The second Work-package of the european Program Human Sea involves the set-up of an international symposium in Fall 2015, followed by the publication of a reference book dealing with illegal activities at sea, their prevention and the surveillance of maritime spaces. Illegal activities at sea are numerous : piracy and robbery, trafficking in human beings, clandestine immigration, drug trafficking, illegal fishing... The 1982 Convention on the Law of the Sea provides for State intervention, that effectively results in the introduction of cooperation mechanisms. The technical evolution of maritime surveillance questions historical interstate practices that are nowadays transformed by the arrival of new private actors.

The fight against piracy has been developed under the United Nations Security Council resolutions and led to an implementation force to counter the piracy off the Horn of Africa. Under the influence of the International Maritime Organisation, the Djibouti and the Yaounde Codes of Conduct have been adopted, through two regional approaches of interstate cooperation.

Clandestine immigration via the sea and human beings trafficking clearly show political issues and quickly led to legally binding conventions : the 1951 Geneva Convention on Refugees, the 1990 International Convention on the Protection of the Rights of All Migrant Workers and Members of Their Families, the 1951 Convention on the Suppression of Traffic in Persons and of the Exploitation of the Prostitution of Others and its Final Protocol, the United Nations Convention against transnational organized crime (entered in force in 2003). Maritime operational cooperations with a view to developing adequate surveillance capacities at the sea borders, as for example the EU Frontex Agency, respect and contribute to the observance of these conventions.

The Food and Agriculture Organization adopted in 2001 an international plan of action to prevent, deter and eliminate illegal, unreported and unregulated fishing. Later in 2009 was adopted the FAO Agreement on Port State Measures, which is nationally and regionally implemented.

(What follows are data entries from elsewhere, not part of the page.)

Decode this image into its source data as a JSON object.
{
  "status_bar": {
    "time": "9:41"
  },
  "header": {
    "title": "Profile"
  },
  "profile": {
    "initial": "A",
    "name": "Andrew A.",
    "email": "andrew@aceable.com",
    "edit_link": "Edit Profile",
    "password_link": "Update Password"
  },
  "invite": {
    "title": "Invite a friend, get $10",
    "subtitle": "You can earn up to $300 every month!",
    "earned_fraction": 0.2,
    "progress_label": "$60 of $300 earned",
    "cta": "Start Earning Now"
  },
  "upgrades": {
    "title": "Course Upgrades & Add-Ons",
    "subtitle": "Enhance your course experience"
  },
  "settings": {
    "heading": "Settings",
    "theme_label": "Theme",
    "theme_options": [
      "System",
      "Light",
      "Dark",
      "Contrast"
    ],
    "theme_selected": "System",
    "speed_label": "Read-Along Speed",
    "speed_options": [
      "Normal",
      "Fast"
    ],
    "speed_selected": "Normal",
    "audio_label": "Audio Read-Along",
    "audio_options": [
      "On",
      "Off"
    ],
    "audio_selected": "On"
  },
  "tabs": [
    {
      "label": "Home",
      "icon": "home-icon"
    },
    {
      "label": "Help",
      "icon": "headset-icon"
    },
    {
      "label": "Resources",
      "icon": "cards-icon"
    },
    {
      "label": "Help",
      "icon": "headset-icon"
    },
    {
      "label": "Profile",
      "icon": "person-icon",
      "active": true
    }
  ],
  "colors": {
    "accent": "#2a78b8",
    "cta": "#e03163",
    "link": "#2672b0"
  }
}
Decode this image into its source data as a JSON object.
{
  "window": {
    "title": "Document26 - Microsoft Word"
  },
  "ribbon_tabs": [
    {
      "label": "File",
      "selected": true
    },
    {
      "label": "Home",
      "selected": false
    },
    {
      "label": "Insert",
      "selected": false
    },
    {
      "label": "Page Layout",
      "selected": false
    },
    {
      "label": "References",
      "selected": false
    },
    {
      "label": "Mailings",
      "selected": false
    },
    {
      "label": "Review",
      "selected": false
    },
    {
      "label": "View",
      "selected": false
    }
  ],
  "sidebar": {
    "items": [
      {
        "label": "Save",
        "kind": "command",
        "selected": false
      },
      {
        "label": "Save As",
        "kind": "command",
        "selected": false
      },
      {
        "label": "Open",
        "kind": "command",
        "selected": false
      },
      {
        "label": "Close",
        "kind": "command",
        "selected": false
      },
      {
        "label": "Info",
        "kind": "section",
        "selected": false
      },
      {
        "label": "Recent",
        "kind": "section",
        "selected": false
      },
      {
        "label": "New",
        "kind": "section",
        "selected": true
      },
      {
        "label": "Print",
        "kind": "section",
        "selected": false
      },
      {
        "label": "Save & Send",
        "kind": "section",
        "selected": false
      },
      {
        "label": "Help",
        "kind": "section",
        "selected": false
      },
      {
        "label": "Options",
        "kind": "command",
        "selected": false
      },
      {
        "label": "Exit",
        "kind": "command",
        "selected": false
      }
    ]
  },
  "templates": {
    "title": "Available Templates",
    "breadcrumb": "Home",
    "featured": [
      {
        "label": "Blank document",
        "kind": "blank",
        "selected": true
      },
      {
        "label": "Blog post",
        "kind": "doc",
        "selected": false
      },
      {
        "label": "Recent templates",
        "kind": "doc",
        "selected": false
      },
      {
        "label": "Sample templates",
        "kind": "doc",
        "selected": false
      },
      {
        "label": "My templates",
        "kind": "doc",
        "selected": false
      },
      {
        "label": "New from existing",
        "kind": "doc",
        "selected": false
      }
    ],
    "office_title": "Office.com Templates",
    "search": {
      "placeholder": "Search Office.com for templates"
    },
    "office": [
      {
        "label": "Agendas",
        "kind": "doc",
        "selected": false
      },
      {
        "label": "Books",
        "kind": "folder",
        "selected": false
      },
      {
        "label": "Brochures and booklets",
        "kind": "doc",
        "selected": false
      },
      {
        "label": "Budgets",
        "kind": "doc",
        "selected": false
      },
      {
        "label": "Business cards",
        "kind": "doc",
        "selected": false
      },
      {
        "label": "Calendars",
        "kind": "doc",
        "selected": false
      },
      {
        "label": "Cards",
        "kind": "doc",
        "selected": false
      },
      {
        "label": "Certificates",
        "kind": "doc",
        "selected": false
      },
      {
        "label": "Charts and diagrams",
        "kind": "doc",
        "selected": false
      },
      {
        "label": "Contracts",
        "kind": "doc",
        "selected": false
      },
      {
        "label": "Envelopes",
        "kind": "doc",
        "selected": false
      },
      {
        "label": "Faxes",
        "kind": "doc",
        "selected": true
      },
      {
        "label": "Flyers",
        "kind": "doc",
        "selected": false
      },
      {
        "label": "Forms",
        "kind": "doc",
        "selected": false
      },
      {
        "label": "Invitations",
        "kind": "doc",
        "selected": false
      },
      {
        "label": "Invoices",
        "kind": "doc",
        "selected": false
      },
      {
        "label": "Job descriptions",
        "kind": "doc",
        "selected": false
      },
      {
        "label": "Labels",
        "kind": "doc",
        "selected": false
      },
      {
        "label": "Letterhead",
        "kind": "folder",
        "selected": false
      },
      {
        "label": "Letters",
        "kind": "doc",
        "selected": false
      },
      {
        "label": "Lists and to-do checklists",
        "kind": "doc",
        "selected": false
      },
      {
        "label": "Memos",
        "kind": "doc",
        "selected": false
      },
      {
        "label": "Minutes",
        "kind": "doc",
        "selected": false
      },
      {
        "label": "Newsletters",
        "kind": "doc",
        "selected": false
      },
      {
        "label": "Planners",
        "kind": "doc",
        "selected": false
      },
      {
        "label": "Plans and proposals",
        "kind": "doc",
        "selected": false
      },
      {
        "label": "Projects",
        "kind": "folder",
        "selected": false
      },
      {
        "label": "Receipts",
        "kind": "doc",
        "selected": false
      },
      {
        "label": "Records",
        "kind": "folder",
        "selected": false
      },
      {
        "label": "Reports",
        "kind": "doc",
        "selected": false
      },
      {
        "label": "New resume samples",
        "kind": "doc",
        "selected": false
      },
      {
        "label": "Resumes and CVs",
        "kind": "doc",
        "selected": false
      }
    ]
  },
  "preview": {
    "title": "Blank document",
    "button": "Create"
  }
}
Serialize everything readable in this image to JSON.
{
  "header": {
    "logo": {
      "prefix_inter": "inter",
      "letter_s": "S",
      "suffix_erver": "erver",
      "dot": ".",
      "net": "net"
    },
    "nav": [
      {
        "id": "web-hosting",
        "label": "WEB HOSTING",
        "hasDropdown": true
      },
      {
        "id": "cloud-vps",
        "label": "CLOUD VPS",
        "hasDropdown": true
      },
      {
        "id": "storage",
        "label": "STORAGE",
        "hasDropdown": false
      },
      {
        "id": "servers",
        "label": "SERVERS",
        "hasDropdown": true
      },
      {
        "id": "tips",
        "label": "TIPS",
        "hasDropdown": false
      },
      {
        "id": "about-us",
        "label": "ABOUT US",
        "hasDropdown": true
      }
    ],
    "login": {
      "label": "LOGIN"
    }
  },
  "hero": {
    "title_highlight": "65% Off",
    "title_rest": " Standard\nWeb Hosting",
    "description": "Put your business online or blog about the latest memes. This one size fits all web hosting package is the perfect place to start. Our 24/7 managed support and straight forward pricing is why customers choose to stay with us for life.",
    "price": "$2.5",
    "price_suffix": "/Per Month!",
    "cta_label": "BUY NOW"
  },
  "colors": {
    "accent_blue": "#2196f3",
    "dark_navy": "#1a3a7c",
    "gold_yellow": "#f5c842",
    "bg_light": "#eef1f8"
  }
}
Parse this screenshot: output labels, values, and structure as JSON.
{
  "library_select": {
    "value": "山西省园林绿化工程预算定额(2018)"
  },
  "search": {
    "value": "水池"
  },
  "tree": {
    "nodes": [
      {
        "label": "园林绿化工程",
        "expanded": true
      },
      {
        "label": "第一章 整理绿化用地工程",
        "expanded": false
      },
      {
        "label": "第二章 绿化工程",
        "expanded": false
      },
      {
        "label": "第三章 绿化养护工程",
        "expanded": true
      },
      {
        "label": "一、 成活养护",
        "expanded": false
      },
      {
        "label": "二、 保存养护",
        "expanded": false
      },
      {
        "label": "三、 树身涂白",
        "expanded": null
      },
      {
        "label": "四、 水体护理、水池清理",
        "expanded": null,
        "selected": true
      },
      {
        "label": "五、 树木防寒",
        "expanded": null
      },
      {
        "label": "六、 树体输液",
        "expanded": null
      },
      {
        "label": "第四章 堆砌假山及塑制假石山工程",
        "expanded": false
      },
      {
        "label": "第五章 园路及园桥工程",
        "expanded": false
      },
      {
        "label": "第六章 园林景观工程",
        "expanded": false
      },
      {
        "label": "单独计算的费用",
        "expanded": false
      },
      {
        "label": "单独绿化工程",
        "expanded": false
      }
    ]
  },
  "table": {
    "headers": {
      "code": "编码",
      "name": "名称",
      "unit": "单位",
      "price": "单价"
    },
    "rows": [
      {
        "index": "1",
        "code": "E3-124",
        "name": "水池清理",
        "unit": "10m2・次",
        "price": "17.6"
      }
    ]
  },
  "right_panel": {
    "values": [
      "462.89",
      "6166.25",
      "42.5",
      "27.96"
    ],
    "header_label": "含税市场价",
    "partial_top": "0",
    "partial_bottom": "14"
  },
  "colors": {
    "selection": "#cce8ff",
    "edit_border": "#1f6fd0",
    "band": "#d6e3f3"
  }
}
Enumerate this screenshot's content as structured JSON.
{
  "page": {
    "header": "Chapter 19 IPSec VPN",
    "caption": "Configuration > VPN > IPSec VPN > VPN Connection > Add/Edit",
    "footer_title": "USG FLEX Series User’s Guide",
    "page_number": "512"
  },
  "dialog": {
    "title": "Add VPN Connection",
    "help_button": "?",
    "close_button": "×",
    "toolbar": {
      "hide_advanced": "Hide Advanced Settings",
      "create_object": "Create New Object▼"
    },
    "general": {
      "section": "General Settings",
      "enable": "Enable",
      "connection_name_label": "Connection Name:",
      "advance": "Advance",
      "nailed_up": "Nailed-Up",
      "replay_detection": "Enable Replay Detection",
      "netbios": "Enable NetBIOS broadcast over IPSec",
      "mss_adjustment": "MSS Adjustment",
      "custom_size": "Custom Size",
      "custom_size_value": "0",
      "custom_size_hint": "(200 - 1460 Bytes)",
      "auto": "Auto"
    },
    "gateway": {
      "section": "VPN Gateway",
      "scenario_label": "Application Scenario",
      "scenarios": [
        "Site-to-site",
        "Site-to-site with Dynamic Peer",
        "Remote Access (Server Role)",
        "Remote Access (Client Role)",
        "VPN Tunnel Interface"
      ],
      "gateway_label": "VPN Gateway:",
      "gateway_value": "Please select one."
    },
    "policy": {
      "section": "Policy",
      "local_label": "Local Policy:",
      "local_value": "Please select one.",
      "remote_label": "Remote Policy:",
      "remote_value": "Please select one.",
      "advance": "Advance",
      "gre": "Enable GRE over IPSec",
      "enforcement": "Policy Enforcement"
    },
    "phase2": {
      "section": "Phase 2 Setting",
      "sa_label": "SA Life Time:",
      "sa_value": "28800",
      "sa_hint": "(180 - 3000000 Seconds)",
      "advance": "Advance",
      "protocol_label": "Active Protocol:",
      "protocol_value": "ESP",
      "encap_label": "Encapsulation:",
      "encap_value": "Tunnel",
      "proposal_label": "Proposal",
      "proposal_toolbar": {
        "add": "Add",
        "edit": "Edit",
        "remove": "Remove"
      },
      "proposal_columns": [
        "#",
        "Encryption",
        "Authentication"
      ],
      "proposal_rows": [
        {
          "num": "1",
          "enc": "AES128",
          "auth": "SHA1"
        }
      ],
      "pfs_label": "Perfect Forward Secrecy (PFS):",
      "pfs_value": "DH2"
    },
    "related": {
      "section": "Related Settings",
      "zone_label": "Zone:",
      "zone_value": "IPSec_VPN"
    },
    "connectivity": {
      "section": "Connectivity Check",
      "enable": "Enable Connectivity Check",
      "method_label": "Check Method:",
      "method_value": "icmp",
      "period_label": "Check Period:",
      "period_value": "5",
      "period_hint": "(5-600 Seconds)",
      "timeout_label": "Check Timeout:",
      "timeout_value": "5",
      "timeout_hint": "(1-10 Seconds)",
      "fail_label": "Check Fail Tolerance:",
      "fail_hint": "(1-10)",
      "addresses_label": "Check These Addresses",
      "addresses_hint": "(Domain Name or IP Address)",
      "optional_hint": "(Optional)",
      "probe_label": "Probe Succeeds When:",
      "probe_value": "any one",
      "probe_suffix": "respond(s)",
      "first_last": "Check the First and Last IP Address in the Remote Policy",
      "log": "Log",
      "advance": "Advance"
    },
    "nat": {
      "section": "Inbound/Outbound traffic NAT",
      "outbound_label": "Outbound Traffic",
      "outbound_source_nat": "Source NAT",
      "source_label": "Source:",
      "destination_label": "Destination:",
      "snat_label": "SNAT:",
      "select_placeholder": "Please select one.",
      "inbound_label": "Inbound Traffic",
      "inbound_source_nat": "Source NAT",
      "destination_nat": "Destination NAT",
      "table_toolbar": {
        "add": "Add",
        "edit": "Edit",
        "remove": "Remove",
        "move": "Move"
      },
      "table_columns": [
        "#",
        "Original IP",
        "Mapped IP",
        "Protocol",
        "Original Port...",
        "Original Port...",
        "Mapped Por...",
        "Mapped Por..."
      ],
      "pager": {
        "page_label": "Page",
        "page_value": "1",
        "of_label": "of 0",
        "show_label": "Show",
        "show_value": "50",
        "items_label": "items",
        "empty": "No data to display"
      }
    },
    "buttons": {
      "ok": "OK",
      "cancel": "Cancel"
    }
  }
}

The Council of Ministers of the European Union thus decided on 24 March 2014 bans on fisheries imports from Cambodia, Belize and Guinea, accusing them of failing to curb illegal fishing.

As technical means evolve, maritime monitored areas extend. It is permissible to believe in an improvement of maritime security and safety on the high seas, beyond the historical range of canons. For example, maritime surveillance intends to protect the environment in distant areas, such as high-seas Marine Protected Areas, monitored by satellite.

Scientific Board

Prof. Patrick Chaumette, University of Nantes ; Prof. James Kraska, Duke University ; Prof. Thomas Vallee, University of Nantes ; Prof. Gwendoline Gonsaeles, University of Antwerpen ; Prof. Jean-Paul Pancracio, University of Poitiers ; Dr. Odile Delfour, University of Nantes ; Dr. Valerie Bore-Eveno, University of Nantes ; Dr. Cedric Leboeuf, University of Nantes